Someone is quietly profiling your every move online: snooping around what you tweet or scribble on FB or even scanning your emails to friends and family. If that sounds suspiciously close to stalking, marketers have a more polite name for the practice: mapping.

While not a new phenomenon in India, it has become more critical given the growing importance of social media marketing and increasing numbers of internet users. Chances are it could intensify in 2014. Marketers, who were earlier scratching the surface of social media marketing, are now peeling back the layers for a more nuanced understanding of people and their behaviour on the internet. Some of the leading players in the space in India include Google, Yahoo, Vizury, Ozone Media, and Tyroo.

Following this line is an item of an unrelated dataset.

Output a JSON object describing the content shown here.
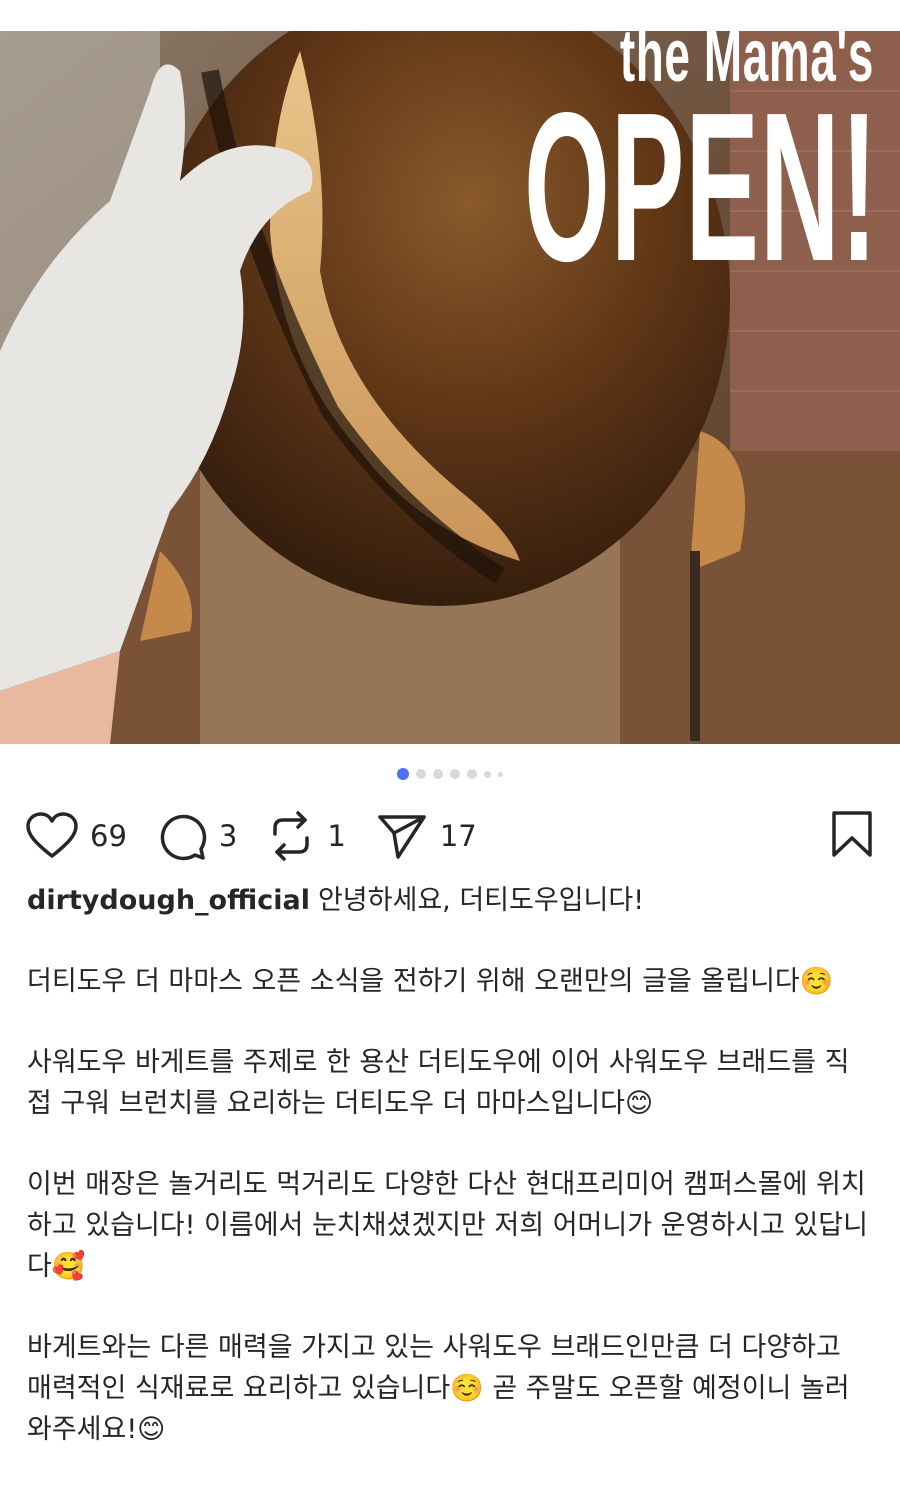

“Mapping happens on two levels. One, when the surfer browses through various websites without logging in. In that case one monitors the time spent, type of content consumed, frequency of visit and so on. A pattern can be drawn through that,” says Atul Hegde, Chief Executive Officer, Ignitee Digital Services.

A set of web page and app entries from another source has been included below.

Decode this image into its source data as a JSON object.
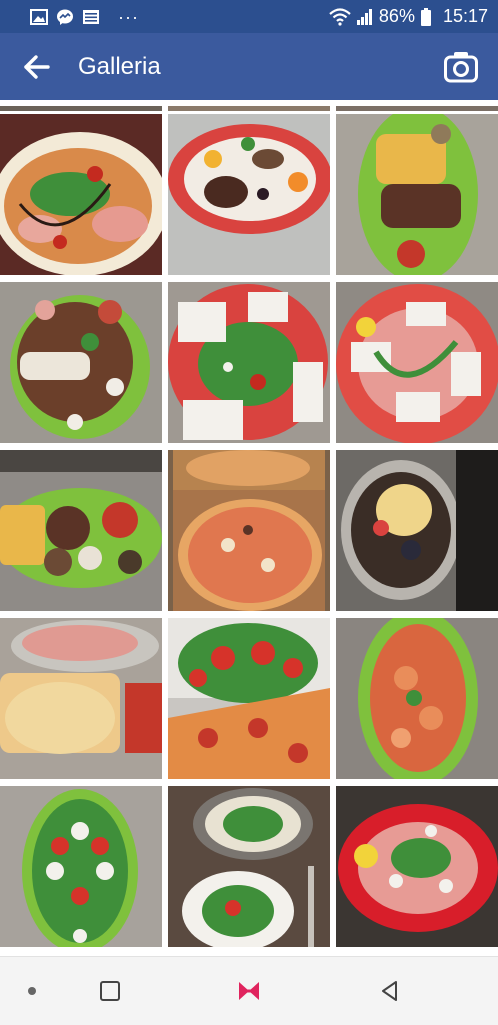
{
  "status_bar": {
    "battery": "86%",
    "time": "15:17",
    "more": "···"
  },
  "app_bar": {
    "title": "Galleria"
  },
  "icons": {
    "back": "back-arrow-icon",
    "camera": "camera-icon",
    "gallery_notification": "image-icon",
    "messenger_notification": "messenger-icon",
    "news_notification": "news-icon",
    "wifi": "wifi-icon",
    "signal": "signal-icon",
    "battery": "battery-icon"
  },
  "colors": {
    "status_bar": "#2c4f8f",
    "app_bar": "#3b5a9e",
    "nav_accent": "#e0245e"
  },
  "gallery": {
    "photos": [
      {
        "subject": "pizza-with-prosciutto-and-salad"
      },
      {
        "subject": "grilled-meat-plate-with-fruit"
      },
      {
        "subject": "steak-with-fries-on-green-plate"
      },
      {
        "subject": "antipasto-platter-with-bread"
      },
      {
        "subject": "caprese-salad-red-plate"
      },
      {
        "subject": "carpaccio-with-parmesan"
      },
      {
        "subject": "mixed-grill-with-fries"
      },
      {
        "subject": "pizza-in-box"
      },
      {
        "subject": "spaghetti-with-seafood-pan"
      },
      {
        "subject": "cold-cuts-and-fried-dough"
      },
      {
        "subject": "tomato-salad-and-salami-pizza"
      },
      {
        "subject": "shrimp-platter-green-plate"
      },
      {
        "subject": "caprese-salad-green-plate"
      },
      {
        "subject": "salads-on-white-plates"
      },
      {
        "subject": "carpaccio-salad-red-plate"
      }
    ]
  }
}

In the case of blogs or email, the identification cues are more specific: by location, gender and age. But in a bid to map online consumers are marketers crossing the line between mapping and stalking? Most tools and applications used to collect such data are privacy-invasive software and some of the most prominent ones are adware which can potentially host content hijacking programmes.